▶ _Task requirements_
Check every line of the material for the word "name". Copy those that have it.

▶ _Material for the task_
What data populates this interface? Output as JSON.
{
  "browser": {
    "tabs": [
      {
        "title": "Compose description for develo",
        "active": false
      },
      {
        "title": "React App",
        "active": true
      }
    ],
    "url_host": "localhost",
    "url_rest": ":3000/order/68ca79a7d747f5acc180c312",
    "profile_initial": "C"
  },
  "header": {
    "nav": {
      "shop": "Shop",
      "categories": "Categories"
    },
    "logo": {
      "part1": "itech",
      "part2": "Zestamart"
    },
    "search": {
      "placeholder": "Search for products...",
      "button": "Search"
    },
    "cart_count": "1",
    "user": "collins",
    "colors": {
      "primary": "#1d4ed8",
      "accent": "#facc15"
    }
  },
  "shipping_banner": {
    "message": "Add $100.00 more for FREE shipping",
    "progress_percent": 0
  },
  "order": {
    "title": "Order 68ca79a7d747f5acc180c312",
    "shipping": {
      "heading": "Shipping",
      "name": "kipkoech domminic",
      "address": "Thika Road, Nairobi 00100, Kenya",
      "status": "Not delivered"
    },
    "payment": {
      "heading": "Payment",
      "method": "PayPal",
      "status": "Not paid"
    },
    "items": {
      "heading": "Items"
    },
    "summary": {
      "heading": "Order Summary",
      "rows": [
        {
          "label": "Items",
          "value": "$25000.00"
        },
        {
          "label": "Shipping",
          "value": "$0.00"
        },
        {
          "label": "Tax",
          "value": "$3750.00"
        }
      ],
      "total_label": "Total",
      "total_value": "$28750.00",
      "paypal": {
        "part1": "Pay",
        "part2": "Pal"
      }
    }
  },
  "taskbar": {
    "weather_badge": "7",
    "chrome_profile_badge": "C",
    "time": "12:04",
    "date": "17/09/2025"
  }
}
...
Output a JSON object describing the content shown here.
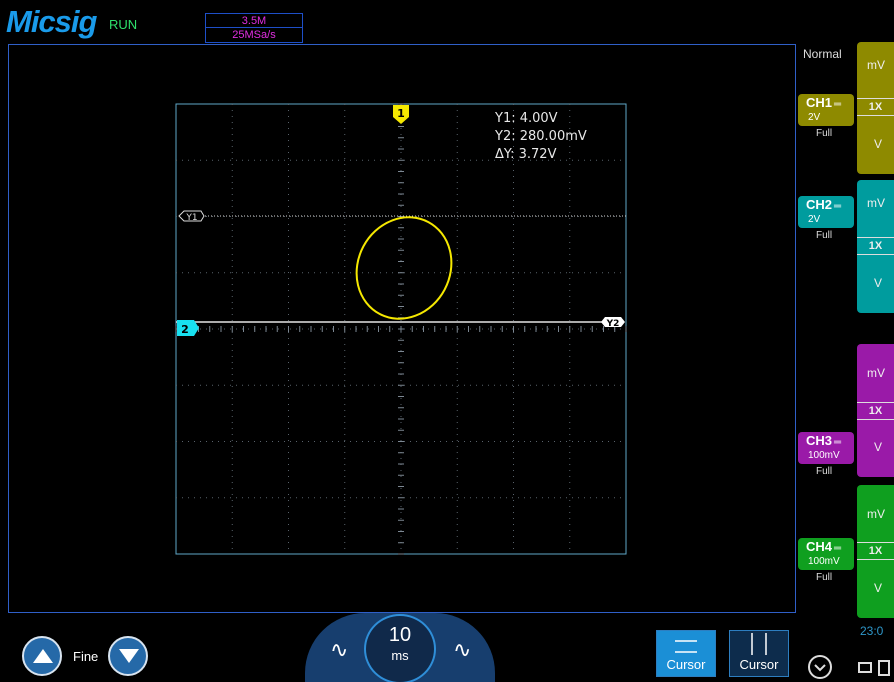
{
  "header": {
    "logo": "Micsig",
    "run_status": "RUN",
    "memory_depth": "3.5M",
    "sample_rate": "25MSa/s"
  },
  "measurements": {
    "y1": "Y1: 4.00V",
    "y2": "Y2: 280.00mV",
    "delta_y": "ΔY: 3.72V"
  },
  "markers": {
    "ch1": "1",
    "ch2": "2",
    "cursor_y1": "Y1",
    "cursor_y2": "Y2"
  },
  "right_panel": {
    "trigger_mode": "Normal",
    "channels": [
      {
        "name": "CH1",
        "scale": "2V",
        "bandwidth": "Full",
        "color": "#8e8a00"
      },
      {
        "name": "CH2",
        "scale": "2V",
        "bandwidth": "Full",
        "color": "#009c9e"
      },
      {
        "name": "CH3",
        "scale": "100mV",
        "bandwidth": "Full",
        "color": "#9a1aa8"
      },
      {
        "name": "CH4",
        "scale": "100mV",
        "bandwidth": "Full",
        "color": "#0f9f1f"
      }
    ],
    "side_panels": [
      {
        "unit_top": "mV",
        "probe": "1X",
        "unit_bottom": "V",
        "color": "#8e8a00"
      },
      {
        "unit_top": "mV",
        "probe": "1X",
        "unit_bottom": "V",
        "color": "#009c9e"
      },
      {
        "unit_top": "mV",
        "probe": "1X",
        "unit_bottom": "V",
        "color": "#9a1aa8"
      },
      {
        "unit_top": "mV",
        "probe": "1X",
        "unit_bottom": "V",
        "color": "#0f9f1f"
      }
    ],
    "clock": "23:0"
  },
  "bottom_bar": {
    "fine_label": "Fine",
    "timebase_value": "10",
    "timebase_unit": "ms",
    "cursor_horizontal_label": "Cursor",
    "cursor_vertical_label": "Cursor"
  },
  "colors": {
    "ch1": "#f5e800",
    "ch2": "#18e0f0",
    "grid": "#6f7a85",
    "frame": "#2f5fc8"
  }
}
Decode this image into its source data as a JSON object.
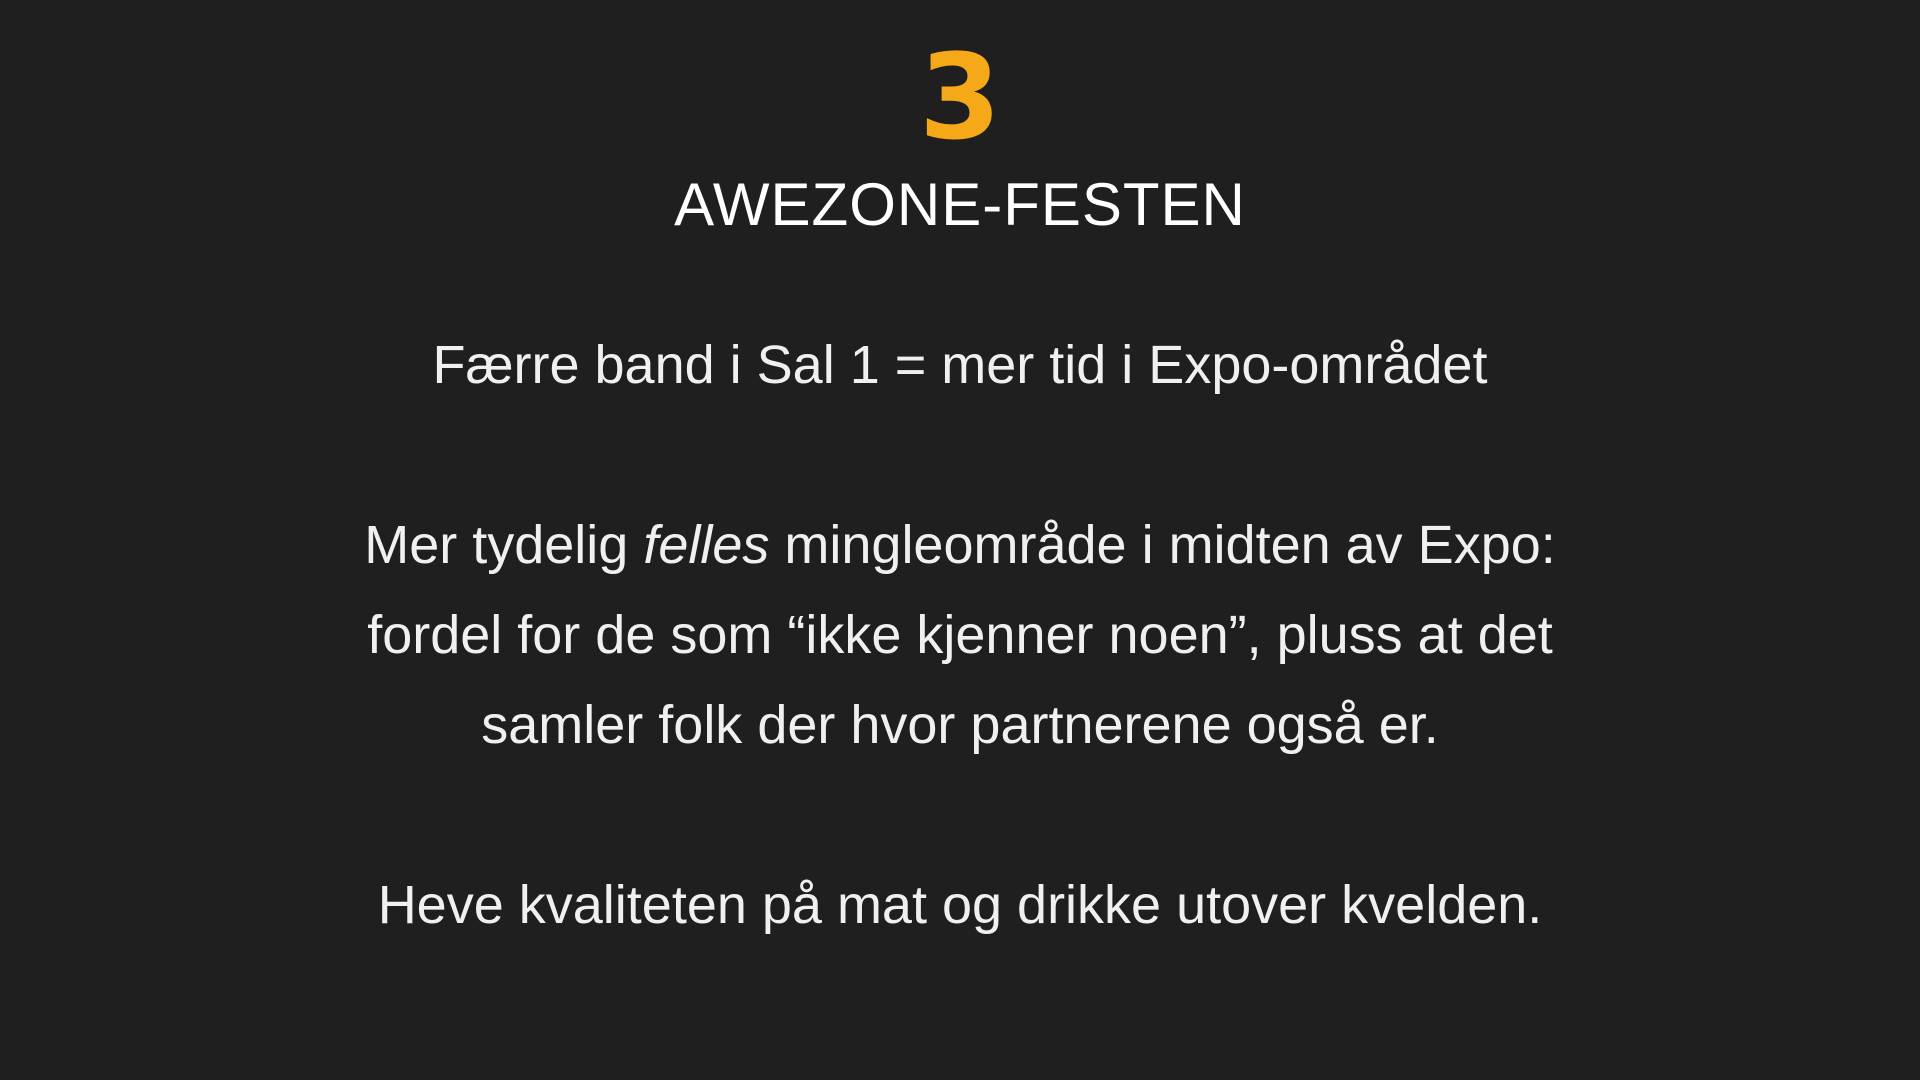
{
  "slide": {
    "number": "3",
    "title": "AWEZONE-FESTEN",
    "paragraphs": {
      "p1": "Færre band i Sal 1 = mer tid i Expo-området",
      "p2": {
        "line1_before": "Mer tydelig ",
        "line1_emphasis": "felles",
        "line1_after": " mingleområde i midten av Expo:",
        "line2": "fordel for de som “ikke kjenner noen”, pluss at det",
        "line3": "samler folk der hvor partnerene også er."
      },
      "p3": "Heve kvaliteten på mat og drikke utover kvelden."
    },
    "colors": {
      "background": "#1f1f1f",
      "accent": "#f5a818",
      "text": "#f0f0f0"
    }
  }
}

▶ _Expected answer_
      "name": "kipkoech domminic",
        "name": "CH1",
        "name": "CH2",
        "name": "CH3",
        "name": "CH4",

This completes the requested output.